Then, once they win the primary, they have to scurry back to the center in order to be palatable to independent voters who aren't particularly inspired by the 45th president.

There's a reason they are called "independent" voters.

Looks like that good angel and bad angel will be duking it out for quite some time, at least for the next year, with LaRose's head in-between to take all the blows.

He might do well to remember what my dad would tell teenaged me when he thought I might be in danger of falling in with a bad crowd.

"Lay down with dogs," he'd say, "and you wake up with fleas."
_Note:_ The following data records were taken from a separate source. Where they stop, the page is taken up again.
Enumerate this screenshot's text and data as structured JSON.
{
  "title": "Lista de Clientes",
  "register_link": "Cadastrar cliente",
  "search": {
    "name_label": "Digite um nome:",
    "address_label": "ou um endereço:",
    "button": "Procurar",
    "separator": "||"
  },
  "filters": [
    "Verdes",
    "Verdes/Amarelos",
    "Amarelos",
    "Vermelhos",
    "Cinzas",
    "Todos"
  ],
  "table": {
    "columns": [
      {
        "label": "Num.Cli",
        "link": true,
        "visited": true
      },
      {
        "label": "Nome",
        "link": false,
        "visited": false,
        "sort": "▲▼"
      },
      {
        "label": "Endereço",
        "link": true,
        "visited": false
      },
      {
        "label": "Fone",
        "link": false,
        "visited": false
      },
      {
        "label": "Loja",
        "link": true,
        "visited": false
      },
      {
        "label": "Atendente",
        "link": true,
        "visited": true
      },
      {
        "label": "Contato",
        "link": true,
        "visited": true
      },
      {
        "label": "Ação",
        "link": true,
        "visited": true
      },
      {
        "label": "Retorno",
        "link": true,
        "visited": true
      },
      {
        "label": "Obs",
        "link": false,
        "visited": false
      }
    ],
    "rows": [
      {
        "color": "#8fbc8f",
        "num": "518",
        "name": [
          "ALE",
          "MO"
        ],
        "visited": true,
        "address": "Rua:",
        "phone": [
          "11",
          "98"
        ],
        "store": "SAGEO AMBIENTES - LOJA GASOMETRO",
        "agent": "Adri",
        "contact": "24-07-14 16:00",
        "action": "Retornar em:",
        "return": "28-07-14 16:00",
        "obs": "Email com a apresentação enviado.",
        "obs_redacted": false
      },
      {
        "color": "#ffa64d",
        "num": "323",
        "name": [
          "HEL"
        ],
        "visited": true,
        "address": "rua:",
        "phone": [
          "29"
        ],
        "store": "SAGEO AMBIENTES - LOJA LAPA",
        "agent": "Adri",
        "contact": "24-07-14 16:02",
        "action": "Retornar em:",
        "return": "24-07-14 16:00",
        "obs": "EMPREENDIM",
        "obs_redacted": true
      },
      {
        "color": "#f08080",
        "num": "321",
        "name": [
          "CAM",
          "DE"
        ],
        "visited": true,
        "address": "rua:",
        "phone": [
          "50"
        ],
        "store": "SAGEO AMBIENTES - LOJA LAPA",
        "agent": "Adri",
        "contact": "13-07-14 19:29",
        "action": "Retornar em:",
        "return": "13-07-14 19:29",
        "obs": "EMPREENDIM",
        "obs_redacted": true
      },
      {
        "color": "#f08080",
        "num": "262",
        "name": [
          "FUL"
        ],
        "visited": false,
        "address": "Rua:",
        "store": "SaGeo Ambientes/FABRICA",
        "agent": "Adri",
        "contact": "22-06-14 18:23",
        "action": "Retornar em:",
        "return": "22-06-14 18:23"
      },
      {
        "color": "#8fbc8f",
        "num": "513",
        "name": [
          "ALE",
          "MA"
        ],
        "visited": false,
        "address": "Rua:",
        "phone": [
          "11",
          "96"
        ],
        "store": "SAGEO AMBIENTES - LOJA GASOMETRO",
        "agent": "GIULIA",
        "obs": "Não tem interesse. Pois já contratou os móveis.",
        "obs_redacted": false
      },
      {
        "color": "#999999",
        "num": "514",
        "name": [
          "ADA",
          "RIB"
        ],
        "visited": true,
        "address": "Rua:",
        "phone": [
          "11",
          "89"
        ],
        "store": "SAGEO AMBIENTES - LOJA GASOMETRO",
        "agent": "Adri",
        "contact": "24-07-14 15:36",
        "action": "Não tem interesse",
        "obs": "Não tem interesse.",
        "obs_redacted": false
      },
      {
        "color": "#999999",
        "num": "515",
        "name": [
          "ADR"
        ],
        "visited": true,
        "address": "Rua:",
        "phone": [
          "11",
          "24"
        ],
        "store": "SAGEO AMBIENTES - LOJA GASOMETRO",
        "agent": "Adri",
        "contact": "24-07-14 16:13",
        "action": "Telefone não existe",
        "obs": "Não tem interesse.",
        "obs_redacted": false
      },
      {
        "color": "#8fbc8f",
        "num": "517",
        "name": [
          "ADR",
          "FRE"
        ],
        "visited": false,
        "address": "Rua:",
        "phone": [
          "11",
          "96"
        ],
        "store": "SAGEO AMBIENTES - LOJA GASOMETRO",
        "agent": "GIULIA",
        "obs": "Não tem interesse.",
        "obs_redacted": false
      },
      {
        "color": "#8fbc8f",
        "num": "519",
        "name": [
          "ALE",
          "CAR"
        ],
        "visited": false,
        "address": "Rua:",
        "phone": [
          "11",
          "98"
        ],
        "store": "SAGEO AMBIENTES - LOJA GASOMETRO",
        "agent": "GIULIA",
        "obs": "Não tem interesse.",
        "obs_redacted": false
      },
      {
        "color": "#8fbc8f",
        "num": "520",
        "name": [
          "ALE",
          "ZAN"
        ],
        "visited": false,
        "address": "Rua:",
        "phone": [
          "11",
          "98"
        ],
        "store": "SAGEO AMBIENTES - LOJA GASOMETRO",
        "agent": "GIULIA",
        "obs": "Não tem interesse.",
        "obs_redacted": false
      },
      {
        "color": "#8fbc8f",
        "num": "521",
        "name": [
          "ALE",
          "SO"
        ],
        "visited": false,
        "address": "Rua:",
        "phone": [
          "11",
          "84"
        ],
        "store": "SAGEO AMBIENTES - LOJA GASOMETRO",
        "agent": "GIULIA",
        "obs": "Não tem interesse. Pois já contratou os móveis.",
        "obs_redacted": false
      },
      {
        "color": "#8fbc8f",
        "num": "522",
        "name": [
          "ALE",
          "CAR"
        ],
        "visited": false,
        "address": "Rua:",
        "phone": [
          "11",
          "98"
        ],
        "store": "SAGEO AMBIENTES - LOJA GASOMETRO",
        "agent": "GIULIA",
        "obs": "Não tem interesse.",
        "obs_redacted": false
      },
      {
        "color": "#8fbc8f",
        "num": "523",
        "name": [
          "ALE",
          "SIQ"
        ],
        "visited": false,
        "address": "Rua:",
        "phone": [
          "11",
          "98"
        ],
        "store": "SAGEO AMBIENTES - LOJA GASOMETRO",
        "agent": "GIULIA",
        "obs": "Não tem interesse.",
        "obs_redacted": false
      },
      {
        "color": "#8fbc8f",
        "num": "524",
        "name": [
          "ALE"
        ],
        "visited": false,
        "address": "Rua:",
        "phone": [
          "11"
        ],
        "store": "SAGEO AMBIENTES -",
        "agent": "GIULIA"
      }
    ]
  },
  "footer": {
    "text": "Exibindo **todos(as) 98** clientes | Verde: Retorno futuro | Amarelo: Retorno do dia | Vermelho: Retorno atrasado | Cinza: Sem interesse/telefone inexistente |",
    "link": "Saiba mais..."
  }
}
Howard Wilkinson is in his 50th year of covering politics on the local, state and national levels.